What you are asked to do: The records below need to come back exactly as they are, pictures omitted.

--

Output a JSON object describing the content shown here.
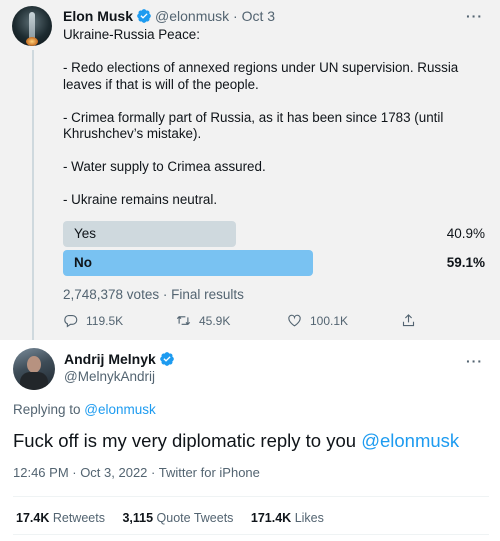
{
  "parent_tweet": {
    "author_name": "Elon Musk",
    "handle": "@elonmusk",
    "separator": "·",
    "date": "Oct 3",
    "more": "···",
    "text_lines": [
      "Ukraine-Russia Peace:",
      "",
      "- Redo elections of annexed regions under UN supervision. Russia leaves if that is will of the people.",
      "",
      "- Crimea formally part of Russia, as it has been since 1783 (until Khrushchev’s mistake).",
      "",
      "- Water supply to Crimea assured.",
      "",
      "- Ukraine remains neutral."
    ],
    "poll": {
      "options": [
        {
          "label": "Yes",
          "percent_text": "40.9%",
          "share": 0.409,
          "winner": false
        },
        {
          "label": "No",
          "percent_text": "59.1%",
          "share": 0.591,
          "winner": true
        }
      ],
      "votes_text": "2,748,378 votes · Final results"
    },
    "actions": {
      "replies": "119.5K",
      "retweets": "45.9K",
      "likes": "100.1K"
    }
  },
  "reply_tweet": {
    "author_name": "Andrij Melnyk",
    "handle": "@MelnykAndrij",
    "more": "···",
    "replying_prefix": "Replying to ",
    "replying_to": "@elonmusk",
    "text_main": "Fuck off is my very diplomatic reply to you ",
    "text_mention": "@elonmusk",
    "meta": "12:46 PM · Oct 3, 2022 · Twitter for iPhone",
    "stats": {
      "retweets_count": "17.4K",
      "retweets_label": "Retweets",
      "quotes_count": "3,115",
      "quotes_label": "Quote Tweets",
      "likes_count": "171.4K",
      "likes_label": "Likes"
    }
  },
  "colors": {
    "accent": "#1d9bf0",
    "poll_winner": "#79c2f2",
    "poll_other": "#cfd9de",
    "muted_text": "#536471"
  }
}
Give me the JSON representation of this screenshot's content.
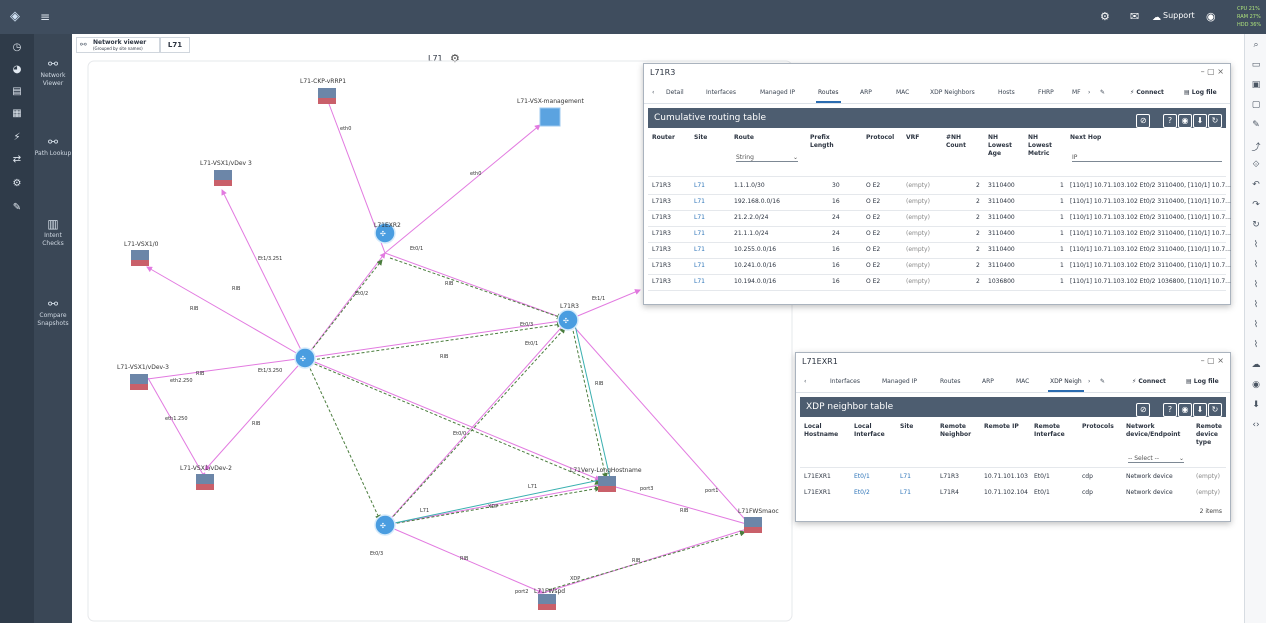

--

Solution:
Output a JSON object describing the content shown here.
{
  "parent_tweet": {
    "author_name": "Elon Musk",
    "handle": "@elonmusk",
    "separator": "·",
    "date": "Oct 3",
    "more": "···",
    "text_lines": [
      "Ukraine-Russia Peace:",
      "",
      "- Redo elections of annexed regions under UN supervision. Russia leaves if that is will of the people.",
      "",
      "- Crimea formally part of Russia, as it has been since 1783 (until Khrushchev’s mistake).",
      "",
      "- Water supply to Crimea assured.",
      "",
      "- Ukraine remains neutral."
    ],
    "poll": {
      "options": [
        {
          "label": "Yes",
          "percent_text": "40.9%",
          "share": 0.409,
          "winner": false
        },
        {
          "label": "No",
          "percent_text": "59.1%",
          "share": 0.591,
          "winner": true
        }
      ],
      "votes_text": "2,748,378 votes · Final results"
    },
    "actions": {
      "replies": "119.5K",
      "retweets": "45.9K",
      "likes": "100.1K"
    }
  },
  "reply_tweet": {
    "author_name": "Andrij Melnyk",
    "handle": "@MelnykAndrij",
    "more": "···",
    "replying_prefix": "Replying to ",
    "replying_to": "@elonmusk",
    "text_main": "Fuck off is my very diplomatic reply to you ",
    "text_mention": "@elonmusk",
    "meta": "12:46 PM · Oct 3, 2022 · Twitter for iPhone",
    "stats": {
      "retweets_count": "17.4K",
      "retweets_label": "Retweets",
      "quotes_count": "3,115",
      "quotes_label": "Quote Tweets",
      "likes_count": "171.4K",
      "likes_label": "Likes"
    }
  },
  "colors": {
    "accent": "#1d9bf0",
    "poll_winner": "#79c2f2",
    "poll_other": "#cfd9de",
    "muted_text": "#536471"
  }
}
Give me the JSON representation of this screenshot's content.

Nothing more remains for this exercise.